From what I saw over the years on many chimney crowns; any attempt of bonding new concrete to existing concrete fails sooner or later. It depends on workmanship and individual conditions / circumstances but it eventually separates, crumbles and sometimes causes more damage.
This is probably because it traps water in a seam between the old and new concrete, no matter how good this seam is, concrete is porous and absorbs moisture. If there are no cold winters in your area and ambient temperature is always above freezing, your project should definitely perform longer than if set-up in a mixed climate geographical location.
Assuming that you currently have a concrete crown / slab on top of a masonry chimney and that slab is flush with the chimney walls, you can insert an aluminum drip edge, the same type as it is used for the roof, in between the concrete and the layer of brick, stone, or cinder block beneath it.
After that, run a bead of silicon along the concrete – aluminum seam to minimize water penetration. If there’s no space to insert the drip edge, you can cut a thin channel using regular concrete blade and a circular saw.

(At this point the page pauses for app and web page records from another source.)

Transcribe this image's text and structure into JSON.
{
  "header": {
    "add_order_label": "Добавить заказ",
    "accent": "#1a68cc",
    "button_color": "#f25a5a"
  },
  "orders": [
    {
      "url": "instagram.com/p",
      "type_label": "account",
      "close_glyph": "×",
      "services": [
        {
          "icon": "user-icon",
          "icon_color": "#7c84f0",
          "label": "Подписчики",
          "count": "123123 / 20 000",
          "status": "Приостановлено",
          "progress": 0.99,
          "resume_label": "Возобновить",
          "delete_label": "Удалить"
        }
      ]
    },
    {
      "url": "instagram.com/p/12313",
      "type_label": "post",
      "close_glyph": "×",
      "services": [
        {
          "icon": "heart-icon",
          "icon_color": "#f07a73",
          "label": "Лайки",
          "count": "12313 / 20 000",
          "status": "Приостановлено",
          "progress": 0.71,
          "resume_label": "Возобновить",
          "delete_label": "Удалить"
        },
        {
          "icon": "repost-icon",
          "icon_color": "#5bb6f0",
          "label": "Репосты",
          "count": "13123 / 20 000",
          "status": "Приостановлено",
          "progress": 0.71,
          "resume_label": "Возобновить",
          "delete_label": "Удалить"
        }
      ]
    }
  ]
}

I don’t know exactly how this chimney looks and if something like that wouldn’t compromise its appeal but it would definitely save you a lot of work, time, and probably money. Aluminum will not deteriorate either (you could also use copper for aesthetic reasons)… silicon will most likely need replacement every few years.